## Provided entries
┄┄┄┄┄┄┄┄┄┄
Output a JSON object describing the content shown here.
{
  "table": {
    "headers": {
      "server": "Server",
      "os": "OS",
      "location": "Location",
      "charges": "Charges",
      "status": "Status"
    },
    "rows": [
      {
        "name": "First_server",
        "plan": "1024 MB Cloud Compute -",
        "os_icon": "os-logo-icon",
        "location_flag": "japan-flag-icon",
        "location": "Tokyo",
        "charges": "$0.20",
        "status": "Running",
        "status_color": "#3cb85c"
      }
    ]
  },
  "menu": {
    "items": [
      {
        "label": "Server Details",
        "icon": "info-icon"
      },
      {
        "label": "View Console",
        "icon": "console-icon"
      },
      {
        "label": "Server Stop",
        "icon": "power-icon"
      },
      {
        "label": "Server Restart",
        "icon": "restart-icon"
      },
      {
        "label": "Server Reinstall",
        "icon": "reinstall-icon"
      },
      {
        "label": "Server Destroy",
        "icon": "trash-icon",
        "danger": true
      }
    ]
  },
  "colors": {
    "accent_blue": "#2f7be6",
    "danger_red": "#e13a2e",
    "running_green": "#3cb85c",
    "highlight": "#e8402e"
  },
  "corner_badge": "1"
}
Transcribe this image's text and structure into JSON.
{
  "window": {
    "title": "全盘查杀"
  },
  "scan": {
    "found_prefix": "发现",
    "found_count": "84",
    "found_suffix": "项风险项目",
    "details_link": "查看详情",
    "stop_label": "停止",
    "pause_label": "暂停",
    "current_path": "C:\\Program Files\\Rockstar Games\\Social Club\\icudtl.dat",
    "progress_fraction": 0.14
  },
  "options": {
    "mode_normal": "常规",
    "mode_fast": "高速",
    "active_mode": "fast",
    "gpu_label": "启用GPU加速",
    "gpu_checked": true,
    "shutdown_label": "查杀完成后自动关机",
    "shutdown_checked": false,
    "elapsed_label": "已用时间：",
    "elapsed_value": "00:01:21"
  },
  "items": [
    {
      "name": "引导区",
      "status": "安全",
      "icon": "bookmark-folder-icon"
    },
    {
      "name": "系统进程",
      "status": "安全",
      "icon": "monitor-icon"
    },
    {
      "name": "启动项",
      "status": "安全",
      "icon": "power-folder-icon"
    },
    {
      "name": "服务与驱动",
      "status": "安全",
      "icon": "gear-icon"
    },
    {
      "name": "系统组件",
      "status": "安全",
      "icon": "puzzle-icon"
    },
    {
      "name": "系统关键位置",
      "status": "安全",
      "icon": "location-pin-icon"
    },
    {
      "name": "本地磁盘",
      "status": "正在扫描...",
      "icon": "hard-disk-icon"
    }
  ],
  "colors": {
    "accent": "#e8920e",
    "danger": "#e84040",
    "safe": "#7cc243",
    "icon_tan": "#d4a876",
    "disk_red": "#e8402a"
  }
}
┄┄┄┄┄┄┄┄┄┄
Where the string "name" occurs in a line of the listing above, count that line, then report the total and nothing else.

## Solution for this exercise
8